--- START ---

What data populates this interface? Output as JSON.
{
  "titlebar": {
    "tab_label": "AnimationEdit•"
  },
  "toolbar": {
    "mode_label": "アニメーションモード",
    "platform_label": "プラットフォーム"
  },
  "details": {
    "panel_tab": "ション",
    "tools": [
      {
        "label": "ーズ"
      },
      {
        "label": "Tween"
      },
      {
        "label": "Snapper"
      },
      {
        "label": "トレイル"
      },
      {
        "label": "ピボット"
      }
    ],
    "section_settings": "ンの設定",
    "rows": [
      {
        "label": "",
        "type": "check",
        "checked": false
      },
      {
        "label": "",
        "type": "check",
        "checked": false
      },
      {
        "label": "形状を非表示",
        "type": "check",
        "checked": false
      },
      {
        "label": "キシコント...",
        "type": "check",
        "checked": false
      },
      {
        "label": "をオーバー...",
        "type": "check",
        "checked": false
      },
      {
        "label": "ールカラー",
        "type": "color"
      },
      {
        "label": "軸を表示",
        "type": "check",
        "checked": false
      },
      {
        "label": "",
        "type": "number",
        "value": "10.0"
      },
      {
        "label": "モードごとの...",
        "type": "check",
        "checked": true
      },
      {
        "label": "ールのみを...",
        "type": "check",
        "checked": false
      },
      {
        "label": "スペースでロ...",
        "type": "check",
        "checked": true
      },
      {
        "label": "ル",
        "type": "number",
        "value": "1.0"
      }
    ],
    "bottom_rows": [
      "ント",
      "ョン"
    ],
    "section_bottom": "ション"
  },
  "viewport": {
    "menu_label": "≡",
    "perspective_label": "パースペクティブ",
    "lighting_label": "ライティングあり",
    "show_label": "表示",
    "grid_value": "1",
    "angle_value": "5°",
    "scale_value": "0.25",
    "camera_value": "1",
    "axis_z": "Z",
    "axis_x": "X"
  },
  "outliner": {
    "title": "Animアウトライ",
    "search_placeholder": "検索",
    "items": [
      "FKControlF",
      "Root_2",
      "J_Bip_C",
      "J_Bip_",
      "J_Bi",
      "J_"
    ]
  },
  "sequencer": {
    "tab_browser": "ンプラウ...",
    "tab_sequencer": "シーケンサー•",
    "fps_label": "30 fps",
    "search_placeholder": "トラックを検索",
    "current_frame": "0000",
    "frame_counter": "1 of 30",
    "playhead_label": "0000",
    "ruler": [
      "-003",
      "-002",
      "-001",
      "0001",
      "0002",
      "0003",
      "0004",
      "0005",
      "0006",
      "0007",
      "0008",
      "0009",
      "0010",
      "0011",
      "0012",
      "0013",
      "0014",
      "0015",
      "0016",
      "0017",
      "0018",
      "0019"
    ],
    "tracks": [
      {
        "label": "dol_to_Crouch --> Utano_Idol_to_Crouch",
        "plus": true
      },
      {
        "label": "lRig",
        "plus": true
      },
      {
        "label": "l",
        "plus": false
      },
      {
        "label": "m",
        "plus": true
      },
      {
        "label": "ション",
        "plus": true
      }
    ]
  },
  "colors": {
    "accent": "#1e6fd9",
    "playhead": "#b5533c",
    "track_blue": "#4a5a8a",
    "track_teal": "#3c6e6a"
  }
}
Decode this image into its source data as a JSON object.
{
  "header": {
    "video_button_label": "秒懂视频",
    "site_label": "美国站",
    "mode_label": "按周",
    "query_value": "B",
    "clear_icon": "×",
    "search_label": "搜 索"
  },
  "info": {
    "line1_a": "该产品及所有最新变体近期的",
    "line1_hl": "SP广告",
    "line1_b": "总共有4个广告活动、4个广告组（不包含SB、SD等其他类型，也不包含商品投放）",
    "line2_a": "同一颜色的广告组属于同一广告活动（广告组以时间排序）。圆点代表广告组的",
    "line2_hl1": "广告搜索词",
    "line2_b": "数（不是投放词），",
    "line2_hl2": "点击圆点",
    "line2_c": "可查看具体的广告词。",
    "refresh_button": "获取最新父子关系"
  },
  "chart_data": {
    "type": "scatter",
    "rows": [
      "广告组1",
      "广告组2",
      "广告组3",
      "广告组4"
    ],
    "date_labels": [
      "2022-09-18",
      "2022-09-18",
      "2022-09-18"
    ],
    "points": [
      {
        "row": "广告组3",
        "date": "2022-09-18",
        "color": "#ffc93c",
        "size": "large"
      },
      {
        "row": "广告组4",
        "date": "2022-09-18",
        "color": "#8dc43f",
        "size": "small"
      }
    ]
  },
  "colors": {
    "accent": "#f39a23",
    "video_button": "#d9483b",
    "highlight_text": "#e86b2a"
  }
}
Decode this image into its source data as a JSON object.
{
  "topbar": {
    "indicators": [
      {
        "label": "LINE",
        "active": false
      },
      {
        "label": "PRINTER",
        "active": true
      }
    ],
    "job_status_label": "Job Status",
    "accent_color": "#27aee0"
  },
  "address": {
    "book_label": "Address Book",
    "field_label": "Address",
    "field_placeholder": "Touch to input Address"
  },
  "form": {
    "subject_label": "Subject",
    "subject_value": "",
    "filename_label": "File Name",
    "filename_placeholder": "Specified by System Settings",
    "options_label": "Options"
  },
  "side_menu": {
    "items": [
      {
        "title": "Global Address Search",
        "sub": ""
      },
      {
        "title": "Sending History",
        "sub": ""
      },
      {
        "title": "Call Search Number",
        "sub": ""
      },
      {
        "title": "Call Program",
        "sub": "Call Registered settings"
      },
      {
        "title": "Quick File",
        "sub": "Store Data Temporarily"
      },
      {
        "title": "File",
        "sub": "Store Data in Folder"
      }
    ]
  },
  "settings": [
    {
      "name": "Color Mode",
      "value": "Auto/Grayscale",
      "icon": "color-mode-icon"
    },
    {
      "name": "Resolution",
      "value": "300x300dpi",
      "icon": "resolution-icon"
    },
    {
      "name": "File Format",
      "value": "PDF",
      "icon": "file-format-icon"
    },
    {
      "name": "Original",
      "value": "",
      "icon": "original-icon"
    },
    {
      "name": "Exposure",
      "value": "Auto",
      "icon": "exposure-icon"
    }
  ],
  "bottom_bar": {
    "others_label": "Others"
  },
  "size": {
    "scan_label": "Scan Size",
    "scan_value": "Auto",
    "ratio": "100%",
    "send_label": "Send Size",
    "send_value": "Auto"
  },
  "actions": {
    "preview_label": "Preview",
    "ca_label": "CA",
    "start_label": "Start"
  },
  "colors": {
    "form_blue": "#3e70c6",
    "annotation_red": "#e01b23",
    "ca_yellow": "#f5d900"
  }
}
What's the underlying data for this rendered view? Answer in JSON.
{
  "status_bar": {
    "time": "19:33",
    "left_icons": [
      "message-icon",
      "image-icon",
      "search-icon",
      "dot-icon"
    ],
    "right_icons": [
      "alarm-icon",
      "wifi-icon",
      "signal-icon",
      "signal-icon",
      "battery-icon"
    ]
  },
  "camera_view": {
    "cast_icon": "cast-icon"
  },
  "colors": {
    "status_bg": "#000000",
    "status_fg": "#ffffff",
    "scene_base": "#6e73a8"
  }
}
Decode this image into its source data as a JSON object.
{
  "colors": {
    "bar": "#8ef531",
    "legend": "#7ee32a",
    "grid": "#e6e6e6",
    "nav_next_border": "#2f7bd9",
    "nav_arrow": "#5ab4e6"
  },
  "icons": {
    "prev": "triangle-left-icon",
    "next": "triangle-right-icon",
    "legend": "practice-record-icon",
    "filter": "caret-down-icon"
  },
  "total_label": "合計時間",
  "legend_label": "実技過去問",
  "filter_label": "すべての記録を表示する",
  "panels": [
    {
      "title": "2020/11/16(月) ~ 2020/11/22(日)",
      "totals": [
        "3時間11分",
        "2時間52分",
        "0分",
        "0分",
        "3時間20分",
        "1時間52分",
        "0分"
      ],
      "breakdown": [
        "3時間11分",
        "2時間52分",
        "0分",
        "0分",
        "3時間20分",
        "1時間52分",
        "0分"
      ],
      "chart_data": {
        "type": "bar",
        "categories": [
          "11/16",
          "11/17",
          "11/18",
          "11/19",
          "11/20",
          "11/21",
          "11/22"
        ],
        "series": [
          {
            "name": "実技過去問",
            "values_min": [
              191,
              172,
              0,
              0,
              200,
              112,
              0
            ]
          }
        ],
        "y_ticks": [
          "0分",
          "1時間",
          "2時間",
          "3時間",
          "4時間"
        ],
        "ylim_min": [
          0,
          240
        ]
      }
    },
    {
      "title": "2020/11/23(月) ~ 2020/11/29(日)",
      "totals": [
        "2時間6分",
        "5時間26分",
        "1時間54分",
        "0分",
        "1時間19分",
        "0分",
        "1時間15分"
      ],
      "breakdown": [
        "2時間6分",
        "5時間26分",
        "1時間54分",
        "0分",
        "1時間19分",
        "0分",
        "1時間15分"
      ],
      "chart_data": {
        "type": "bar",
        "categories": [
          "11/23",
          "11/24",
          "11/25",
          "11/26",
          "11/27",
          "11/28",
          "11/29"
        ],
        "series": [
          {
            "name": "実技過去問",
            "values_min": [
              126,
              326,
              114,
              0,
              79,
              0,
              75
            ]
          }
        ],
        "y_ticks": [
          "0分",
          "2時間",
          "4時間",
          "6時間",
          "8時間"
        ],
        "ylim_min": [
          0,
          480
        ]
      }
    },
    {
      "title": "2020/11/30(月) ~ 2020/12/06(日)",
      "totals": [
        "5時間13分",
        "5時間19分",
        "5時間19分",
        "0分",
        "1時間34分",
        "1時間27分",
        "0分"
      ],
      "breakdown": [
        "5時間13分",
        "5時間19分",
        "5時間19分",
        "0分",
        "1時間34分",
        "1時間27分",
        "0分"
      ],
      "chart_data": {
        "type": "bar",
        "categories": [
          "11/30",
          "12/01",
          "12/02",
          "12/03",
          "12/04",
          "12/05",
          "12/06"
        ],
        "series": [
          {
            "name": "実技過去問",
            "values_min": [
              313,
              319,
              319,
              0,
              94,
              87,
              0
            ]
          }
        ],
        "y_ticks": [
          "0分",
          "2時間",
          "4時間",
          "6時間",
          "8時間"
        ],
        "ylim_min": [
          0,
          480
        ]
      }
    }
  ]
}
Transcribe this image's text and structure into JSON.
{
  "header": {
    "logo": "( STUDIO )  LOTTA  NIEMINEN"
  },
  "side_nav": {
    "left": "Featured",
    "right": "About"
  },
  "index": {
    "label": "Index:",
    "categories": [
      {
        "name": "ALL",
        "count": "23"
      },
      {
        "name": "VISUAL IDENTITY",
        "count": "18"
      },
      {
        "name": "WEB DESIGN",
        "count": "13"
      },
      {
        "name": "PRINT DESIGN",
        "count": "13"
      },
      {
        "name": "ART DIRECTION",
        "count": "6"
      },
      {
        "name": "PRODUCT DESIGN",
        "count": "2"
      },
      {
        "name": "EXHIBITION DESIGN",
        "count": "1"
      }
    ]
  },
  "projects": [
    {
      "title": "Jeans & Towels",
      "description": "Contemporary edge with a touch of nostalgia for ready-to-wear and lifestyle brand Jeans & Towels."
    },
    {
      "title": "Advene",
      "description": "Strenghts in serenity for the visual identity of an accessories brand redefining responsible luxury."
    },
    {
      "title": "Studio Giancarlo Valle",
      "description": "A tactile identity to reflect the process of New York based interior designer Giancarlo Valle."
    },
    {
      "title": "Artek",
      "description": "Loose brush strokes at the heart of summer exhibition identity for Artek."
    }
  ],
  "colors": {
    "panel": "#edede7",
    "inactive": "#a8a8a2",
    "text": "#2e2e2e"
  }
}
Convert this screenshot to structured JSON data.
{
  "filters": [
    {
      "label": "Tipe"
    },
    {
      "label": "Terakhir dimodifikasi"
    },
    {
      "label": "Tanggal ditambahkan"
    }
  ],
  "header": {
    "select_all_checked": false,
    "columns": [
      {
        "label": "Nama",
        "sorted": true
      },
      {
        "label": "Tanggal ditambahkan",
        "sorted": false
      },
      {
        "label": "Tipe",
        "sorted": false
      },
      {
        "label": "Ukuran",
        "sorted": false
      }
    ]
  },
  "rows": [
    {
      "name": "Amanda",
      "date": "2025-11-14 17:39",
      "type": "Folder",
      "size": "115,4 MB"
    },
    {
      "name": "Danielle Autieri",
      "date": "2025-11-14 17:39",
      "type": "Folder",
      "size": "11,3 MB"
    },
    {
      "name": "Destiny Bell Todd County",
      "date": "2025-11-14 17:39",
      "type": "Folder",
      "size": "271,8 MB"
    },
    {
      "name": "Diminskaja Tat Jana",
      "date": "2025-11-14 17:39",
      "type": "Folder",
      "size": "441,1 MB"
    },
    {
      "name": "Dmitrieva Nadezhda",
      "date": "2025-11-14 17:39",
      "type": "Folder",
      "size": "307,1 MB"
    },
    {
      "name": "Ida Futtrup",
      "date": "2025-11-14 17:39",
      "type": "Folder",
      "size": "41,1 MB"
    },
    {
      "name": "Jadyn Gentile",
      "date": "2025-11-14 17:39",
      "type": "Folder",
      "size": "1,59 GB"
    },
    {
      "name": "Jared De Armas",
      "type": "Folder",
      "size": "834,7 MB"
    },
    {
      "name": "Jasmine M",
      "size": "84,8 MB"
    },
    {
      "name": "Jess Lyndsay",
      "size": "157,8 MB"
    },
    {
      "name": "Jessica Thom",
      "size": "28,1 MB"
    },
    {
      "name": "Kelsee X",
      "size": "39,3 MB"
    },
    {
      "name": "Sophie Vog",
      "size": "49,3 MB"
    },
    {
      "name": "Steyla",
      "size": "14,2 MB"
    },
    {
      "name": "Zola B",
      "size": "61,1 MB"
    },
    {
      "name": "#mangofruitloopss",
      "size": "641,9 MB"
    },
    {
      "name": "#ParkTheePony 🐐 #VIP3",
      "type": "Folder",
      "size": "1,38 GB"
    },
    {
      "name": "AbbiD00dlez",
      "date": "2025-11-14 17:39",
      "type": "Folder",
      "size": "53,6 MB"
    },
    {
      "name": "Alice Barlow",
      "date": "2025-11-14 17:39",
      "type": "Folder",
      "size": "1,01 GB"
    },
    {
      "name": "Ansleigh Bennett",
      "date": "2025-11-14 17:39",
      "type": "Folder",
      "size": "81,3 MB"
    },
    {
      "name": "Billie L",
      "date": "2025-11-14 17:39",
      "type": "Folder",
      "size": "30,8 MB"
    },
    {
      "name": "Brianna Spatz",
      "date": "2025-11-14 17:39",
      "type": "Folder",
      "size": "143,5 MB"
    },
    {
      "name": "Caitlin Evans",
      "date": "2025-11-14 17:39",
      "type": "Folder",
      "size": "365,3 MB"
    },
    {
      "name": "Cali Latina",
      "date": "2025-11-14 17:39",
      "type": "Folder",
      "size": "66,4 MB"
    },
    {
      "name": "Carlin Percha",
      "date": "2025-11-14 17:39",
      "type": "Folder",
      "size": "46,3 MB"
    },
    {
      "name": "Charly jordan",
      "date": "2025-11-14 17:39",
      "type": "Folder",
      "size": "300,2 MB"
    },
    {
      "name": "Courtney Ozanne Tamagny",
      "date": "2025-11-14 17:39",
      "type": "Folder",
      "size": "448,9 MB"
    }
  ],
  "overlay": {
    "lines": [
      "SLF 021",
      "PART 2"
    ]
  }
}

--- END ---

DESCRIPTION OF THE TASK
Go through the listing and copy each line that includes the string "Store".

RESULT FOR THIS TASK
        "sub": "Store Data Temporarily"
        "sub": "Store Data in Folder"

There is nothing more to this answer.